The governing body of track argued in court that Olympic champion Caster Semenya is “biologically male” and that is the reason she should reduce her natural testosterone to be allowed to compete in female competitions, according to documents released publicly for the first time Tuesday and which provide new insight into a bitter legal fight.
The documents released by sport’s highest court show that Semenya responded by telling the judges that being described as biologically male “hurts more than I can put in words.” The 28-year-old South African runner said she was unable to express how insulted she felt at the IAAF “telling me that I am not a woman.”
The IAAF’s stance on Semenya and other female athletes affected by its new testosterone regulations — and Semenya’s outrage at the biological male claim — was revealed in a 163-page decision published by the Switzerland-based Court of Arbitration for Sport. It details parts of the courtroom exchanges that were held behind closed doors when Semenya challenged the IAAF over the highly contentious hormone rules in a five-day hearing in February. CAS previously had released only short excerpts of the final verdict announced last month.
Tuesday’s fuller court records, which were still redacted, show the IAAF referred to the two-time Olympic and three-time world champion as one of a number of “biologically male athletes with female gender identities.”
Photo: GEOFFROY VAN DER HASSELT;Geoffroy Van Der Hasselt / AFP / Getty Images
Arguing that Semenya and others like her should be subject to its hormone limits to ensure fairness in female competitions, the IAAF stated: “There are some contexts where biology has to trump identity.”
Semenya was legally identified as female at birth and has identified as female her whole life. But the IAAF says she is one of a number of female runners in elite athletics who have medical conditions known as “differences of sex development” and who were born with the typical male XY chromosome pattern. That gives them some male biological characteristics, male levels of the hormone testosterone after puberty, and an unfair athletic advantage over other female athletes, the IAAF says.
Semenya, who has been fighting the IAAF ever since she was embroiled in a gender-verification test at the world championships 10 years ago, says the rules should be discarded and she should be allowed to run in her natural form.
The IAAF won the recent case at CAS by a 2-1 majority of the panel of judges, allowing it to implement the testosterone limits.
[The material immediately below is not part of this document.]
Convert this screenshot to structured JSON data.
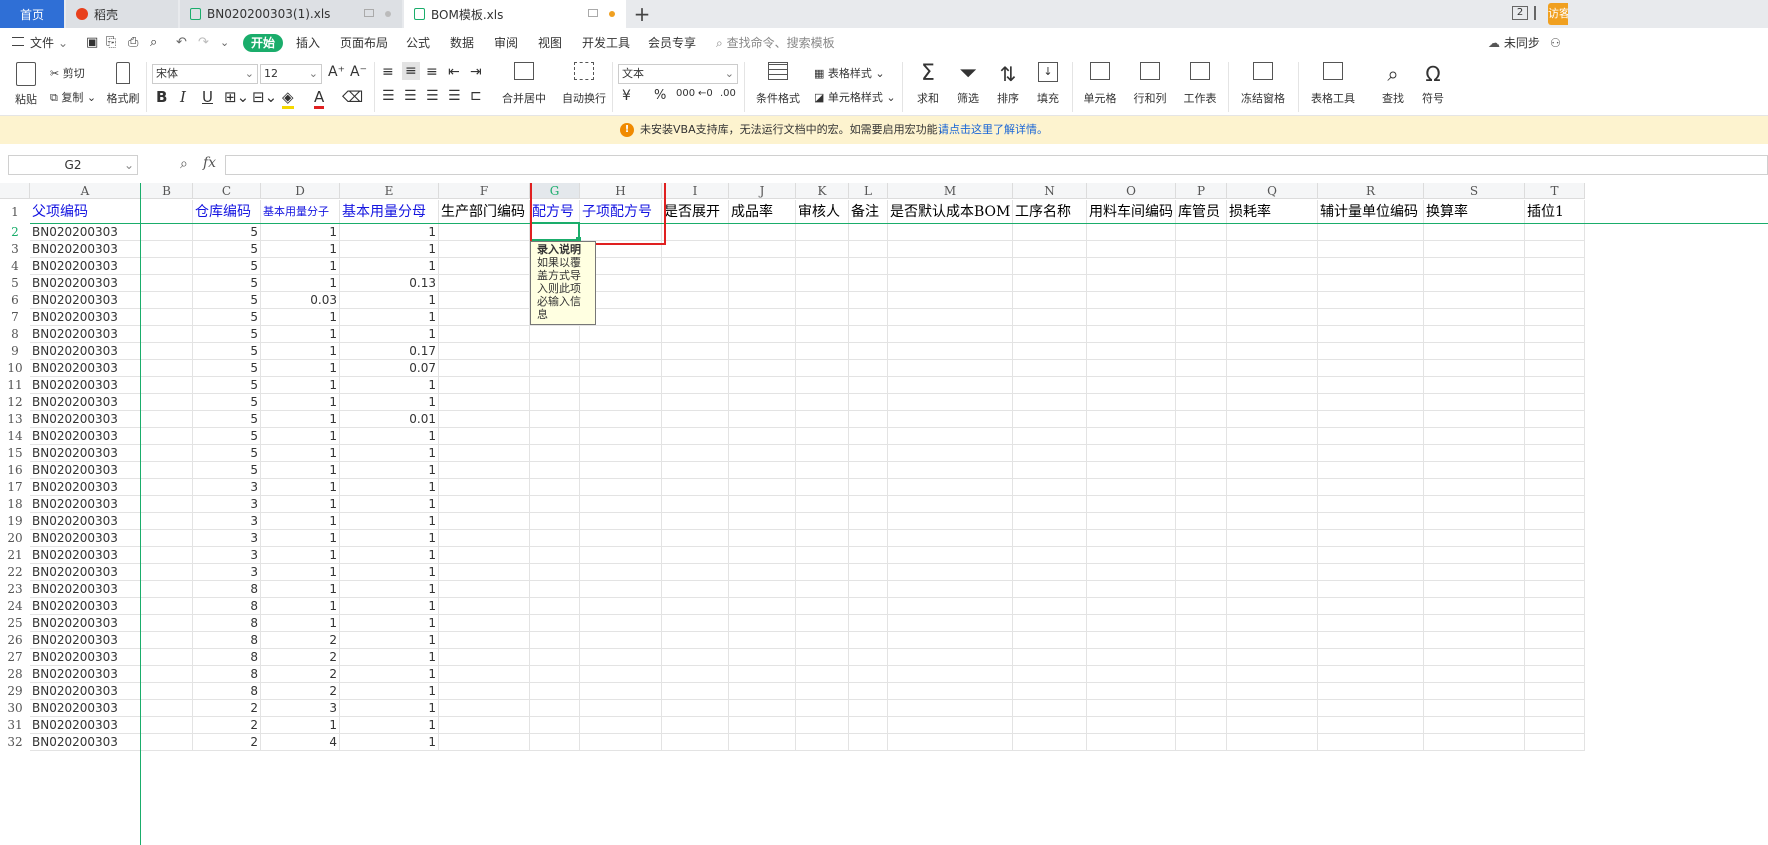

But in the latest legal twist, Semenya appealed the CAS verdict to Switzerland’s supreme court on human-rights grounds. She won an interim ruling to temporarily suspend the hormone regulations and the Swiss supreme court will hear her full appeal.
In a statement released later Tuesday, Semenya said: “I will not allow the IAAF to use me and my body again.”
Gerald Imray is an Associated Press writer.